Start of Material supplied

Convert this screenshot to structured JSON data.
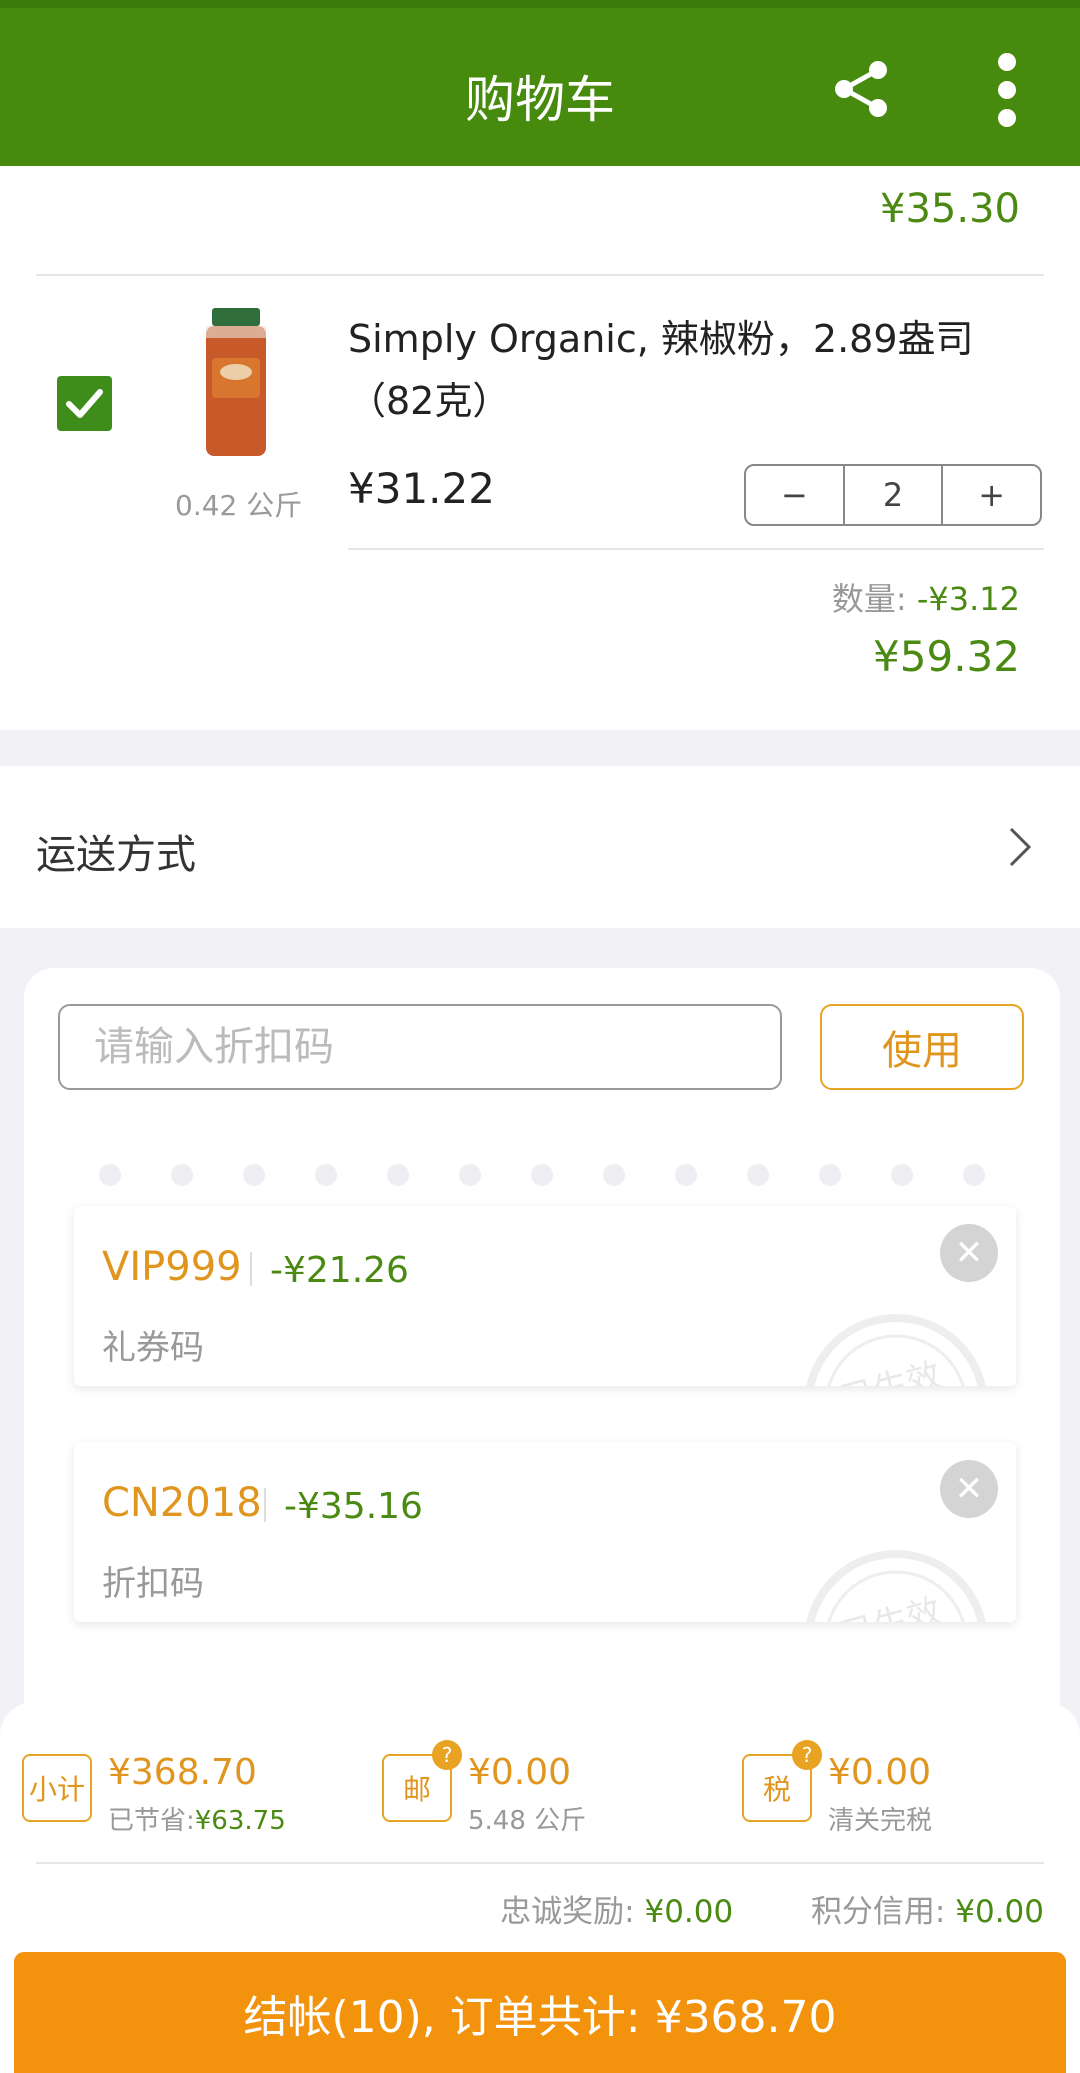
{
  "header": {
    "title": "购物车",
    "share_icon": "share-icon",
    "menu_icon": "more-vertical-icon"
  },
  "cart": {
    "prev_item_total": "¥35.30",
    "item": {
      "checked": true,
      "name": "Simply Organic, 辣椒粉，2.89盎司（82克）",
      "weight": "0.42 公斤",
      "price": "¥31.22",
      "quantity": "2",
      "minus_label": "−",
      "plus_label": "+",
      "qty_discount_label": "数量: ",
      "qty_discount_value": "-¥3.12",
      "line_total": "¥59.32"
    }
  },
  "shipping": {
    "label": "运送方式"
  },
  "discount": {
    "placeholder": "请输入折扣码",
    "use_label": "使用",
    "applied": [
      {
        "code": "VIP999",
        "amount": "-¥21.26",
        "type": "礼券码",
        "stamp": "已生效"
      },
      {
        "code": "CN2018",
        "amount": "-¥35.16",
        "type": "折扣码",
        "stamp": "已生效"
      }
    ]
  },
  "summary": {
    "subtotal_icon": "小计",
    "subtotal": "¥368.70",
    "saved_label": "已节省:",
    "saved_value": "¥63.75",
    "postage_icon": "邮",
    "postage": "¥0.00",
    "postage_weight": "5.48 公斤",
    "tax_icon": "税",
    "tax": "¥0.00",
    "tax_note": "清关完税",
    "help_mark": "?",
    "loyalty_label": "忠诚奖励: ",
    "loyalty_value": "¥0.00",
    "credit_label": "积分信用: ",
    "credit_value": "¥0.00"
  },
  "checkout": {
    "label": "结帐(10), 订单共计: ¥368.70"
  },
  "colors": {
    "header": "#468b0e",
    "accent_green": "#4b8a12",
    "accent_orange": "#e0961e",
    "checkout": "#f3920c"
  }
}
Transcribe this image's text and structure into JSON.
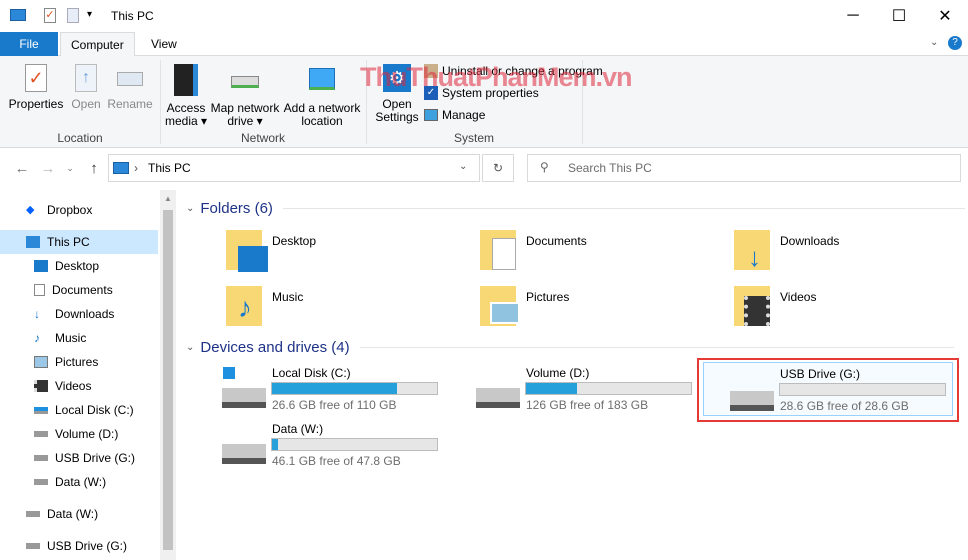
{
  "title": "This PC",
  "window_controls": {
    "minimize": "─",
    "maximize": "☐",
    "close": "✕"
  },
  "tabs": {
    "file": "File",
    "computer": "Computer",
    "view": "View"
  },
  "ribbon": {
    "location": {
      "label": "Location",
      "properties": "Properties",
      "open": "Open",
      "rename": "Rename"
    },
    "network": {
      "label": "Network",
      "access_media": "Access media",
      "map_drive": "Map network drive",
      "add_location": "Add a network location"
    },
    "system": {
      "label": "System",
      "open_settings": "Open Settings",
      "uninstall": "Uninstall or change a program",
      "system_properties": "System properties",
      "manage": "Manage"
    }
  },
  "watermark": "ThuThuatPhanMem.vn",
  "address": {
    "path": "This PC",
    "search_placeholder": "Search This PC"
  },
  "sidebar": {
    "items": [
      {
        "label": "Dropbox",
        "icon": "dropbox-icon"
      },
      {
        "label": "This PC",
        "icon": "pc-icon",
        "selected": true
      },
      {
        "label": "Desktop",
        "icon": "desktop-icon"
      },
      {
        "label": "Documents",
        "icon": "documents-icon"
      },
      {
        "label": "Downloads",
        "icon": "downloads-icon"
      },
      {
        "label": "Music",
        "icon": "music-icon"
      },
      {
        "label": "Pictures",
        "icon": "pictures-icon"
      },
      {
        "label": "Videos",
        "icon": "videos-icon"
      },
      {
        "label": "Local Disk (C:)",
        "icon": "drive-icon"
      },
      {
        "label": "Volume (D:)",
        "icon": "drive-icon"
      },
      {
        "label": "USB Drive (G:)",
        "icon": "drive-icon"
      },
      {
        "label": "Data (W:)",
        "icon": "drive-icon"
      },
      {
        "label": "Data (W:)",
        "icon": "drive-icon"
      },
      {
        "label": "USB Drive (G:)",
        "icon": "drive-icon"
      }
    ]
  },
  "folders": {
    "header": "Folders (6)",
    "items": [
      "Desktop",
      "Documents",
      "Downloads",
      "Music",
      "Pictures",
      "Videos"
    ]
  },
  "drives": {
    "header": "Devices and drives (4)",
    "items": [
      {
        "name": "Local Disk (C:)",
        "free": "26.6 GB free of 110 GB",
        "used_fraction": 0.758
      },
      {
        "name": "Volume (D:)",
        "free": "126 GB free of 183 GB",
        "used_fraction": 0.311
      },
      {
        "name": "USB Drive (G:)",
        "free": "28.6 GB free of 28.6 GB",
        "used_fraction": 0.0
      },
      {
        "name": "Data (W:)",
        "free": "46.1 GB free of 47.8 GB",
        "used_fraction": 0.036
      }
    ]
  },
  "colors": {
    "accent": "#1979ca",
    "bar": "#26a0da",
    "highlight": "#e53935"
  }
}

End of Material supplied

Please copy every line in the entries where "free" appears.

        "free": "26.6 GB free of 110 GB",
        "free": "126 GB free of 183 GB",
        "free": "28.6 GB free of 28.6 GB",
        "free": "46.1 GB free of 47.8 GB",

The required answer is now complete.